Berkeley argued that American media portrayals of Africa focus on the exotic—that somehow conflicts among African people are too difficult and strange for Americans to understand. Conflicts in Africa were struggles for power in a geopolitical space, similar to conflicts in other parts of the world—something media outlets could make evident if, instead of focusing on the victims, they did a better job analyzing the role of the beneficiaries. The logic of violence, power, and terror hold true in these places as well. He said the fundamental cause of conflict in Africa is tyrannical rulers who utilize ethnic motivations for their own ends.
Finally, Berkeley described the lack of attention American news outlets give to the continent of Africa and that this was a result of an indifferent U.S. public. Africa is an enormous, complex place, but a news company like the New York Times only devotes three permanent reporters to the continent. The sheer scope of the task makes it difficult for them to communicate the depth and breadth Africa's conflicts.
Lukas Luwarso described the role of journalism in Indonesia. He said that the Indonesian press has a tremendous amount of freedom since the establishment of democracy in the country. However, he contended that the press is irresponsible in its use of this freedom—it does not practice a code of ethics. Luwarso said the CNN Effect has had a profound impact on Indonesia and that the media there model themselves after the United States' outlets. At the same time, the media have little impact on the decision-making process of political leaders. They can humiliate the president and it will have little or no effect on government actions.
Luwarso detailed the media's blossoming since the fall of President Suharto's dictatorial regime in 1998. Before 1998, Indonesia had 200 print media, and the country had one television and one radio station, both restricted to entertainment content. Today, there are 1600 print media, 1700 radio outlets, and eleven television stations in Indonesia.
Luwarso went on to convey the difficulty in getting quality journalism in conflict stricken areas. In Indonesia, violent clashes most occur in rural remote locations whereas major news media are centered in urban hubs. This limits access and enhances the ability of the military to control what information is disseminated to the public. Moreover, he also emphasized the tendency of the media to become embroiled in conflicts and incite violence among warring groups. If a news source reports an attack by a Christian group on a Muslim group, it often leads to bloody retribution by the Muslims (and vice versa). Luwarso cited his own work at the Indonesian Press Council to encourage news outlets to slow down their reporting of violence in order to "lower the temperature of the conflict."

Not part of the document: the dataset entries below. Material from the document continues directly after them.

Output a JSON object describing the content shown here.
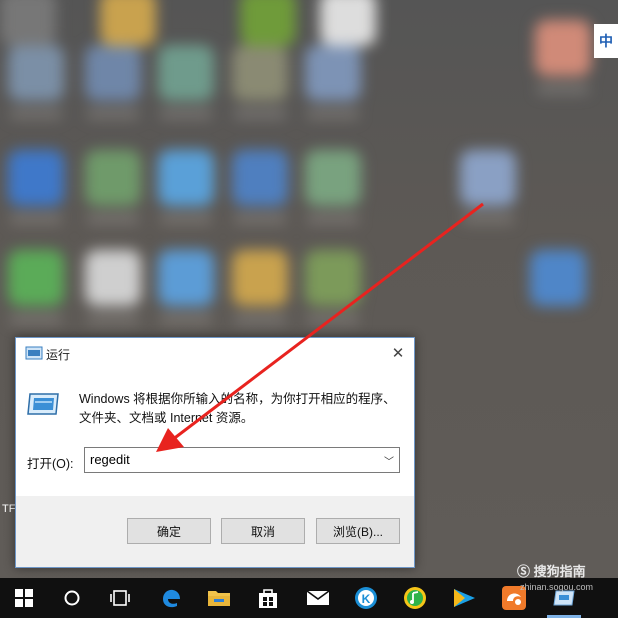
{
  "desktop": {
    "ime_indicator": "中",
    "stray_label": "TF",
    "icon_colors": [
      "#7b8fa6",
      "#6f86a8",
      "#6f9b8c",
      "#8a8a73",
      "#7d93b5",
      "#3f78c9",
      "#6f9a6a",
      "#5aa0d8",
      "#4f7fbf",
      "#79a27f",
      "#5bab58",
      "#cfcfcf",
      "#5c9cd6",
      "#c9a24e",
      "#7c9a5a",
      "#8aa0c4",
      "#d08a78"
    ]
  },
  "run_dialog": {
    "title": "运行",
    "description": "Windows 将根据你所输入的名称，为你打开相应的程序、文件夹、文档或 Internet 资源。",
    "open_label": "打开(O):",
    "open_value": "regedit",
    "buttons": {
      "ok": "确定",
      "cancel": "取消",
      "browse": "浏览(B)..."
    }
  },
  "taskbar": {
    "icons": [
      "windows-start-icon",
      "search-circle-icon",
      "task-view-icon",
      "edge-browser-icon",
      "file-explorer-icon",
      "store-icon",
      "mail-icon",
      "k-app-icon",
      "music-app-icon",
      "video-player-icon",
      "uc-browser-icon",
      "run-app-icon"
    ]
  },
  "watermark": {
    "text": "搜狗指南",
    "sub": "zhinan.sogou.com"
  },
  "annotation": {
    "arrow_color": "#e8231f"
  }
}
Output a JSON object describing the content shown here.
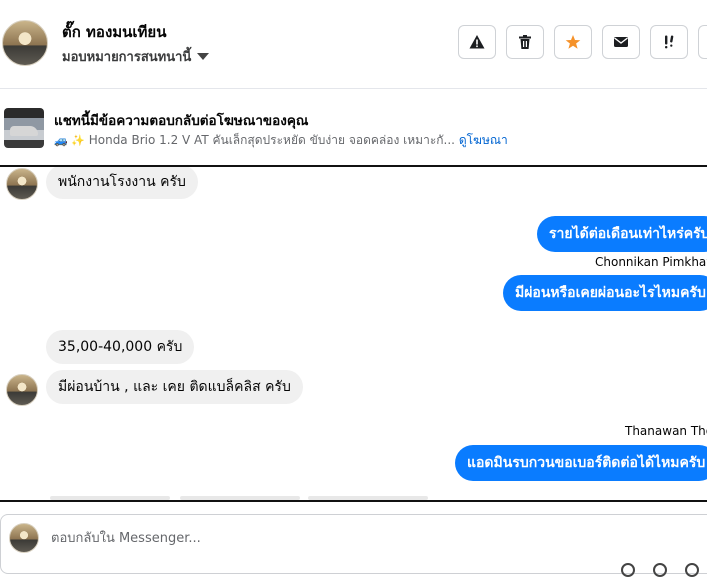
{
  "header": {
    "contact_name": "ตั๊ก ทองมนเทียน",
    "assign_label": "มอบหมายการสนทนานี้",
    "actions": [
      "spam-warning",
      "delete",
      "star",
      "mark-unread",
      "follow-up"
    ]
  },
  "ad": {
    "title": "แชทนี้มีข้อความตอบกลับต่อโฆษณาของคุณ",
    "emoji": "🚙 ✨",
    "description": "Honda Brio 1.2 V AT คันเล็กสุดประหยัด ขับง่าย จอดคล่อง เหมาะกั...",
    "link": "ดูโฆษณา"
  },
  "messages": [
    {
      "dir": "in",
      "text": "พนักงานโรงงาน ครับ"
    },
    {
      "dir": "out",
      "text": "รายได้ต่อเดือนเท่าไหร่ครับ"
    },
    {
      "dir": "sender",
      "text": "Chonnikan Pimkhaw"
    },
    {
      "dir": "out",
      "text": "มีผ่อนหรือเคยผ่อนอะไรไหมครับ"
    },
    {
      "dir": "in",
      "text": "35,00-40,000 ครับ"
    },
    {
      "dir": "in",
      "text": "มีผ่อนบ้าน , และ เคย ติดแบล็คลิส ครับ"
    },
    {
      "dir": "sender",
      "text": "Thanawan Thongdee"
    },
    {
      "dir": "out",
      "text": "แอดมินรบกวนขอเบอร์ติดต่อได้ไหมครับ"
    }
  ],
  "composer": {
    "placeholder": "ตอบกลับใน Messenger..."
  },
  "colors": {
    "accent": "#0a7cff",
    "star": "#f5922a",
    "incoming_bubble": "#f0f0f0"
  }
}
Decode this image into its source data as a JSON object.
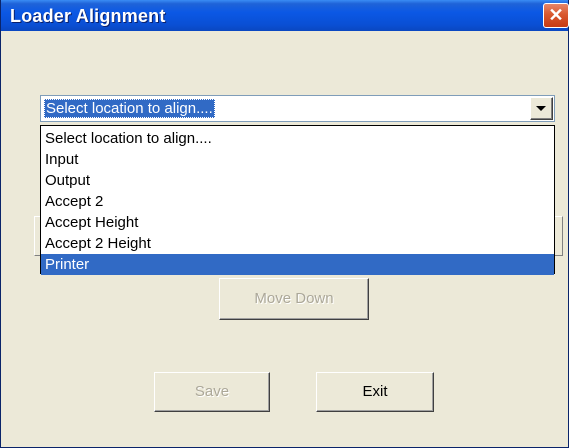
{
  "window": {
    "title": "Loader Alignment",
    "close_glyph": "✕"
  },
  "location_select": {
    "selected": "Select location to align....",
    "options": [
      "Select location to align....",
      "Input",
      "Output",
      "Accept 2",
      "Accept Height",
      "Accept 2 Height",
      "Printer"
    ],
    "highlighted_option": "Printer"
  },
  "buttons": {
    "move_down": "Move Down",
    "save": "Save",
    "exit": "Exit"
  },
  "colors": {
    "titlebar": "#0a4fd4",
    "selection": "#316ac5",
    "dialog_bg": "#ece9d8",
    "close_button": "#d9582e"
  }
}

Drafted by Stephen Hendrickson and Evan Hensleigh
Media in International Affairs
To watch the video of each panel discussion, follow the links in the See Also box to the right of this screen.